Problem requirements: Your answer must be every record below, written out exactly as it appears.

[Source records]
|---|

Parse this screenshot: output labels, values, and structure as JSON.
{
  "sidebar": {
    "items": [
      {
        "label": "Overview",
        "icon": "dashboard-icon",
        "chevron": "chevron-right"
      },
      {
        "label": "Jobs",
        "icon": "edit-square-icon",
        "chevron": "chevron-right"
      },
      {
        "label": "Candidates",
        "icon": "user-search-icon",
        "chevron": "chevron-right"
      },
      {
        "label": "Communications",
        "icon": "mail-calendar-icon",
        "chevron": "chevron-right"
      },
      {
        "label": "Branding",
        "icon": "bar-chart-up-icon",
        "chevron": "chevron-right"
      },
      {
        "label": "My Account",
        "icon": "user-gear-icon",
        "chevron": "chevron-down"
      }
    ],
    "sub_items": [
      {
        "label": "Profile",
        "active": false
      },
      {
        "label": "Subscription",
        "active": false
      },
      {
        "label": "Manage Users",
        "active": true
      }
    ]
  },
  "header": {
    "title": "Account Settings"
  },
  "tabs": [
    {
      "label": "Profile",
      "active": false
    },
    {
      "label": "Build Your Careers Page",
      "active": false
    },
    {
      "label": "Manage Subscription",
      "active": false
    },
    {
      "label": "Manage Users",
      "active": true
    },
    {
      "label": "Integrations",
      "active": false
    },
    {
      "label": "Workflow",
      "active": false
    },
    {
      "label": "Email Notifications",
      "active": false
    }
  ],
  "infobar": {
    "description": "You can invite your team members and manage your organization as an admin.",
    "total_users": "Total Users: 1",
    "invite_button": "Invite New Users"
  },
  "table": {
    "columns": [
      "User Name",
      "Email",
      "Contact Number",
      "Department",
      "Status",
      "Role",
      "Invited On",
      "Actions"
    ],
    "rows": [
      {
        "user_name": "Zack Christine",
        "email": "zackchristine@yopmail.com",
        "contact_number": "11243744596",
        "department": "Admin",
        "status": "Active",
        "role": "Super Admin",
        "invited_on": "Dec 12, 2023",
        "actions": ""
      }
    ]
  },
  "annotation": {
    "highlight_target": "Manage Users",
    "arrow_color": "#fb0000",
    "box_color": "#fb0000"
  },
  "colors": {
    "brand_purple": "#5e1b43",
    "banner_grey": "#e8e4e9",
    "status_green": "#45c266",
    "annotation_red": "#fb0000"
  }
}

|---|

Your solution:
Parse this screenshot: output labels, values, and structure as JSON.
{
  "sidebar": {
    "items": [
      {
        "label": "Overview",
        "icon": "dashboard-icon",
        "chevron": "chevron-right"
      },
      {
        "label": "Jobs",
        "icon": "edit-square-icon",
        "chevron": "chevron-right"
      },
      {
        "label": "Candidates",
        "icon": "user-search-icon",
        "chevron": "chevron-right"
      },
      {
        "label": "Communications",
        "icon": "mail-calendar-icon",
        "chevron": "chevron-right"
      },
      {
        "label": "Branding",
        "icon": "bar-chart-up-icon",
        "chevron": "chevron-right"
      },
      {
        "label": "My Account",
        "icon": "user-gear-icon",
        "chevron": "chevron-down"
      }
    ],
    "sub_items": [
      {
        "label": "Profile",
        "active": false
      },
      {
        "label": "Subscription",
        "active": false
      },
      {
        "label": "Manage Users",
        "active": true
      }
    ]
  },
  "header": {
    "title": "Account Settings"
  },
  "tabs": [
    {
      "label": "Profile",
      "active": false
    },
    {
      "label": "Build Your Careers Page",
      "active": false
    },
    {
      "label": "Manage Subscription",
      "active": false
    },
    {
      "label": "Manage Users",
      "active": true
    },
    {
      "label": "Integrations",
      "active": false
    },
    {
      "label": "Workflow",
      "active": false
    },
    {
      "label": "Email Notifications",
      "active": false
    }
  ],
  "infobar": {
    "description": "You can invite your team members and manage your organization as an admin.",
    "total_users": "Total Users: 1",
    "invite_button": "Invite New Users"
  },
  "table": {
    "columns": [
      "User Name",
      "Email",
      "Contact Number",
      "Department",
      "Status",
      "Role",
      "Invited On",
      "Actions"
    ],
    "rows": [
      {
        "user_name": "Zack Christine",
        "email": "zackchristine@yopmail.com",
        "contact_number": "11243744596",
        "department": "Admin",
        "status": "Active",
        "role": "Super Admin",
        "invited_on": "Dec 12, 2023",
        "actions": ""
      }
    ]
  },
  "annotation": {
    "highlight_target": "Manage Users",
    "arrow_color": "#fb0000",
    "box_color": "#fb0000"
  },
  "colors": {
    "brand_purple": "#5e1b43",
    "banner_grey": "#e8e4e9",
    "status_green": "#45c266",
    "annotation_red": "#fb0000"
  }
}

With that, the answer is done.